● Task
Output the full listing verbatim.

_ _ _ _

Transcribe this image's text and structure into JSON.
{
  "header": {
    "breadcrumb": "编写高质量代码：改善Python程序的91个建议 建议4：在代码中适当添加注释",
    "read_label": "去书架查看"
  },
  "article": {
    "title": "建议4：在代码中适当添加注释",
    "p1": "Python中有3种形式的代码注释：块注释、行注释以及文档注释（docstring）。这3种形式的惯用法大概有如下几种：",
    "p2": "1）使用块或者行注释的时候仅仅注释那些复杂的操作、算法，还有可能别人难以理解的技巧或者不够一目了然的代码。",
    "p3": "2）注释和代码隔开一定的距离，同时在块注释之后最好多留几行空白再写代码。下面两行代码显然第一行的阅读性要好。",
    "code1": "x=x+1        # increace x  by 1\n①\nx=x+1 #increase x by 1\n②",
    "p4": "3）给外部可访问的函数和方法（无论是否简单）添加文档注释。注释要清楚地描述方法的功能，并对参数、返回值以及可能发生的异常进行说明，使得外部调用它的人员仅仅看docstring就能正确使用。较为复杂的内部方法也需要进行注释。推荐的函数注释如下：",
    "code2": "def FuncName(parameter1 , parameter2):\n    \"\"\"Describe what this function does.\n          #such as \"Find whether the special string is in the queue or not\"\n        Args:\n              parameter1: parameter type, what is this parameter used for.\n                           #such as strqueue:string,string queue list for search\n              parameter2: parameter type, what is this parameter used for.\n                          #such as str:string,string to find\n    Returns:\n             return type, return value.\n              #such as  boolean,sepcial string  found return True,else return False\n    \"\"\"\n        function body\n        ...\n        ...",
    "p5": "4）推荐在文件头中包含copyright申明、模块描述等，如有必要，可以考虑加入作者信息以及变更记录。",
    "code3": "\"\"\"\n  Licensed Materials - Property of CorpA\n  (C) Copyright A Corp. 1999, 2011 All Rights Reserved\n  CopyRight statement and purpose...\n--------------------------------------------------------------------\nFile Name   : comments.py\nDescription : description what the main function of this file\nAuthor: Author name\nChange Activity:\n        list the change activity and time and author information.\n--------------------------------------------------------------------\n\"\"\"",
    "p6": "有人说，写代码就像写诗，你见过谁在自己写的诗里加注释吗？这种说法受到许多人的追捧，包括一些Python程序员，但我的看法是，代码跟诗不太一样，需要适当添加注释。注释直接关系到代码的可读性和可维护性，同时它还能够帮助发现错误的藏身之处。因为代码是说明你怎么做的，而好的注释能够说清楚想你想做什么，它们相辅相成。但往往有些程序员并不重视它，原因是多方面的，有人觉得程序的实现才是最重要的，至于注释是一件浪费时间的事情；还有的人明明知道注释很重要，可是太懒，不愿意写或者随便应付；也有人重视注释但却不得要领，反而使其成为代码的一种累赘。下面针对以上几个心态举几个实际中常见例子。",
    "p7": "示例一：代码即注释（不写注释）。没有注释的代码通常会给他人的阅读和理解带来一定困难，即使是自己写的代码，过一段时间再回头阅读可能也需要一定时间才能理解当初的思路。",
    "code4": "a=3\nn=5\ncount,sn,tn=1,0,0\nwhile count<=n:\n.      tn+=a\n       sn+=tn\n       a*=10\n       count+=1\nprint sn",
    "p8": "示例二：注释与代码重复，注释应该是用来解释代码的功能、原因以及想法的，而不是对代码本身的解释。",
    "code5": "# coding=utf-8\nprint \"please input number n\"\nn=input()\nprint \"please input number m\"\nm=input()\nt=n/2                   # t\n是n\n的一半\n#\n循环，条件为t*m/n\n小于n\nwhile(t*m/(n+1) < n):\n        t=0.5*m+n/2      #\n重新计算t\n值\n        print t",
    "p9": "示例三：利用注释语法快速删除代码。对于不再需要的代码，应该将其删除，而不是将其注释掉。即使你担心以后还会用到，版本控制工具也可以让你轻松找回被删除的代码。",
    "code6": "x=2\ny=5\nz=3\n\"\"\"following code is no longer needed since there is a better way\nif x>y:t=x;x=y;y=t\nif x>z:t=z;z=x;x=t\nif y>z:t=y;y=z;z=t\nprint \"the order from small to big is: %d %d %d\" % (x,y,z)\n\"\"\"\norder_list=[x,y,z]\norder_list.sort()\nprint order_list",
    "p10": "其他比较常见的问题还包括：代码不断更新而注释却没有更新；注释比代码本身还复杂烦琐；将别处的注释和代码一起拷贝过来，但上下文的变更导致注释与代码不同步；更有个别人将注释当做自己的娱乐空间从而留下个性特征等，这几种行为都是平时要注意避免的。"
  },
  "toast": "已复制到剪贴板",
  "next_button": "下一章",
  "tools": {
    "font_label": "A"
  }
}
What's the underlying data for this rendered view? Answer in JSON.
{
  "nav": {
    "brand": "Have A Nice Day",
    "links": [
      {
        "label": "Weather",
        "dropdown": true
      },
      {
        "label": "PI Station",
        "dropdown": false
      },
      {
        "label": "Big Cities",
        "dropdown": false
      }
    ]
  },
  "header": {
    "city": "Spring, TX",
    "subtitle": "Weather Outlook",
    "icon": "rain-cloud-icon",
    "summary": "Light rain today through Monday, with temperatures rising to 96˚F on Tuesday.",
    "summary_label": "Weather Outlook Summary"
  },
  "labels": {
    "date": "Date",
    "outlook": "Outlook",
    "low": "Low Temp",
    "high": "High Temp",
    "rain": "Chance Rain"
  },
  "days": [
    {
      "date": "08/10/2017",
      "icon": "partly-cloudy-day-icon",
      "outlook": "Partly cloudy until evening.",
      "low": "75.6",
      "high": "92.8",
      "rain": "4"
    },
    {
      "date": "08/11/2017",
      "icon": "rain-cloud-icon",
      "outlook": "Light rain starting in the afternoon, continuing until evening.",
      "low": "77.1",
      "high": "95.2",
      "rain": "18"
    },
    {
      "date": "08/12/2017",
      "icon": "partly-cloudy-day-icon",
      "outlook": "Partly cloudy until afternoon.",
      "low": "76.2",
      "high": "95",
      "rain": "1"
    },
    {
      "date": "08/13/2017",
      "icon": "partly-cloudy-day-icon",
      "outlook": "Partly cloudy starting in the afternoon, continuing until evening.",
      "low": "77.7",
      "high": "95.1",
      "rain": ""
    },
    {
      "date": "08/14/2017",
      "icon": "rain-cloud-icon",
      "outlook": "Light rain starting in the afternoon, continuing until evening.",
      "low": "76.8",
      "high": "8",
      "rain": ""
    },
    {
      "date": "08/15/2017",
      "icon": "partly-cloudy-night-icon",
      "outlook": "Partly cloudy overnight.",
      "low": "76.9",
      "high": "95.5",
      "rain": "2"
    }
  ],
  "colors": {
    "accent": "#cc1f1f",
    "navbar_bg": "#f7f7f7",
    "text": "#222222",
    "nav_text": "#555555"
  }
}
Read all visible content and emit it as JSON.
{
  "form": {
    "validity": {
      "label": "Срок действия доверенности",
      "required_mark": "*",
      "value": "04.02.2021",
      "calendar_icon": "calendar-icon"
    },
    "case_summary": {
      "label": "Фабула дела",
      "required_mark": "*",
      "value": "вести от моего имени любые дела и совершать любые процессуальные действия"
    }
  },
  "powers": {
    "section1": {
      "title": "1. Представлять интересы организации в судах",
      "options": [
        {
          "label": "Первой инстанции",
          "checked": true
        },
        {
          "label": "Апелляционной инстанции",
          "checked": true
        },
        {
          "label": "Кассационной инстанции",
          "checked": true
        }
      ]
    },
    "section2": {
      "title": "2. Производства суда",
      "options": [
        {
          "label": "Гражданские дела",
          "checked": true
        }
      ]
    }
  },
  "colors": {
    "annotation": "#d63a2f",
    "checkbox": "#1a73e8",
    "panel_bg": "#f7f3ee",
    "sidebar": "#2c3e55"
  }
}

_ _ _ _

● Answer for the task
Transcribe this image's text and structure into JSON.
{
  "header": {
    "breadcrumb": "编写高质量代码：改善Python程序的91个建议 建议4：在代码中适当添加注释",
    "read_label": "去书架查看"
  },
  "article": {
    "title": "建议4：在代码中适当添加注释",
    "p1": "Python中有3种形式的代码注释：块注释、行注释以及文档注释（docstring）。这3种形式的惯用法大概有如下几种：",
    "p2": "1）使用块或者行注释的时候仅仅注释那些复杂的操作、算法，还有可能别人难以理解的技巧或者不够一目了然的代码。",
    "p3": "2）注释和代码隔开一定的距离，同时在块注释之后最好多留几行空白再写代码。下面两行代码显然第一行的阅读性要好。",
    "code1": "x=x+1        # increace x  by 1\n①\nx=x+1 #increase x by 1\n②",
    "p4": "3）给外部可访问的函数和方法（无论是否简单）添加文档注释。注释要清楚地描述方法的功能，并对参数、返回值以及可能发生的异常进行说明，使得外部调用它的人员仅仅看docstring就能正确使用。较为复杂的内部方法也需要进行注释。推荐的函数注释如下：",
    "code2": "def FuncName(parameter1 , parameter2):\n    \"\"\"Describe what this function does.\n          #such as \"Find whether the special string is in the queue or not\"\n        Args:\n              parameter1: parameter type, what is this parameter used for.\n                           #such as strqueue:string,string queue list for search\n              parameter2: parameter type, what is this parameter used for.\n                          #such as str:string,string to find\n    Returns:\n             return type, return value.\n              #such as  boolean,sepcial string  found return True,else return False\n    \"\"\"\n        function body\n        ...\n        ...",
    "p5": "4）推荐在文件头中包含copyright申明、模块描述等，如有必要，可以考虑加入作者信息以及变更记录。",
    "code3": "\"\"\"\n  Licensed Materials - Property of CorpA\n  (C) Copyright A Corp. 1999, 2011 All Rights Reserved\n  CopyRight statement and purpose...\n--------------------------------------------------------------------\nFile Name   : comments.py\nDescription : description what the main function of this file\nAuthor: Author name\nChange Activity:\n        list the change activity and time and author information.\n--------------------------------------------------------------------\n\"\"\"",
    "p6": "有人说，写代码就像写诗，你见过谁在自己写的诗里加注释吗？这种说法受到许多人的追捧，包括一些Python程序员，但我的看法是，代码跟诗不太一样，需要适当添加注释。注释直接关系到代码的可读性和可维护性，同时它还能够帮助发现错误的藏身之处。因为代码是说明你怎么做的，而好的注释能够说清楚想你想做什么，它们相辅相成。但往往有些程序员并不重视它，原因是多方面的，有人觉得程序的实现才是最重要的，至于注释是一件浪费时间的事情；还有的人明明知道注释很重要，可是太懒，不愿意写或者随便应付；也有人重视注释但却不得要领，反而使其成为代码的一种累赘。下面针对以上几个心态举几个实际中常见例子。",
    "p7": "示例一：代码即注释（不写注释）。没有注释的代码通常会给他人的阅读和理解带来一定困难，即使是自己写的代码，过一段时间再回头阅读可能也需要一定时间才能理解当初的思路。",
    "code4": "a=3\nn=5\ncount,sn,tn=1,0,0\nwhile count<=n:\n.      tn+=a\n       sn+=tn\n       a*=10\n       count+=1\nprint sn",
    "p8": "示例二：注释与代码重复，注释应该是用来解释代码的功能、原因以及想法的，而不是对代码本身的解释。",
    "code5": "# coding=utf-8\nprint \"please input number n\"\nn=input()\nprint \"please input number m\"\nm=input()\nt=n/2                   # t\n是n\n的一半\n#\n循环，条件为t*m/n\n小于n\nwhile(t*m/(n+1) < n):\n        t=0.5*m+n/2      #\n重新计算t\n值\n        print t",
    "p9": "示例三：利用注释语法快速删除代码。对于不再需要的代码，应该将其删除，而不是将其注释掉。即使你担心以后还会用到，版本控制工具也可以让你轻松找回被删除的代码。",
    "code6": "x=2\ny=5\nz=3\n\"\"\"following code is no longer needed since there is a better way\nif x>y:t=x;x=y;y=t\nif x>z:t=z;z=x;x=t\nif y>z:t=y;y=z;z=t\nprint \"the order from small to big is: %d %d %d\" % (x,y,z)\n\"\"\"\norder_list=[x,y,z]\norder_list.sort()\nprint order_list",
    "p10": "其他比较常见的问题还包括：代码不断更新而注释却没有更新；注释比代码本身还复杂烦琐；将别处的注释和代码一起拷贝过来，但上下文的变更导致注释与代码不同步；更有个别人将注释当做自己的娱乐空间从而留下个性特征等，这几种行为都是平时要注意避免的。"
  },
  "toast": "已复制到剪贴板",
  "next_button": "下一章",
  "tools": {
    "font_label": "A"
  }
}
What's the underlying data for this rendered view? Answer in JSON.
{
  "nav": {
    "brand": "Have A Nice Day",
    "links": [
      {
        "label": "Weather",
        "dropdown": true
      },
      {
        "label": "PI Station",
        "dropdown": false
      },
      {
        "label": "Big Cities",
        "dropdown": false
      }
    ]
  },
  "header": {
    "city": "Spring, TX",
    "subtitle": "Weather Outlook",
    "icon": "rain-cloud-icon",
    "summary": "Light rain today through Monday, with temperatures rising to 96˚F on Tuesday.",
    "summary_label": "Weather Outlook Summary"
  },
  "labels": {
    "date": "Date",
    "outlook": "Outlook",
    "low": "Low Temp",
    "high": "High Temp",
    "rain": "Chance Rain"
  },
  "days": [
    {
      "date": "08/10/2017",
      "icon": "partly-cloudy-day-icon",
      "outlook": "Partly cloudy until evening.",
      "low": "75.6",
      "high": "92.8",
      "rain": "4"
    },
    {
      "date": "08/11/2017",
      "icon": "rain-cloud-icon",
      "outlook": "Light rain starting in the afternoon, continuing until evening.",
      "low": "77.1",
      "high": "95.2",
      "rain": "18"
    },
    {
      "date": "08/12/2017",
      "icon": "partly-cloudy-day-icon",
      "outlook": "Partly cloudy until afternoon.",
      "low": "76.2",
      "high": "95",
      "rain": "1"
    },
    {
      "date": "08/13/2017",
      "icon": "partly-cloudy-day-icon",
      "outlook": "Partly cloudy starting in the afternoon, continuing until evening.",
      "low": "77.7",
      "high": "95.1",
      "rain": ""
    },
    {
      "date": "08/14/2017",
      "icon": "rain-cloud-icon",
      "outlook": "Light rain starting in the afternoon, continuing until evening.",
      "low": "76.8",
      "high": "8",
      "rain": ""
    },
    {
      "date": "08/15/2017",
      "icon": "partly-cloudy-night-icon",
      "outlook": "Partly cloudy overnight.",
      "low": "76.9",
      "high": "95.5",
      "rain": "2"
    }
  ],
  "colors": {
    "accent": "#cc1f1f",
    "navbar_bg": "#f7f7f7",
    "text": "#222222",
    "nav_text": "#555555"
  }
}
Read all visible content and emit it as JSON.
{
  "form": {
    "validity": {
      "label": "Срок действия доверенности",
      "required_mark": "*",
      "value": "04.02.2021",
      "calendar_icon": "calendar-icon"
    },
    "case_summary": {
      "label": "Фабула дела",
      "required_mark": "*",
      "value": "вести от моего имени любые дела и совершать любые процессуальные действия"
    }
  },
  "powers": {
    "section1": {
      "title": "1. Представлять интересы организации в судах",
      "options": [
        {
          "label": "Первой инстанции",
          "checked": true
        },
        {
          "label": "Апелляционной инстанции",
          "checked": true
        },
        {
          "label": "Кассационной инстанции",
          "checked": true
        }
      ]
    },
    "section2": {
      "title": "2. Производства суда",
      "options": [
        {
          "label": "Гражданские дела",
          "checked": true
        }
      ]
    }
  },
  "colors": {
    "annotation": "#d63a2f",
    "checkbox": "#1a73e8",
    "panel_bg": "#f7f3ee",
    "sidebar": "#2c3e55"
  }
}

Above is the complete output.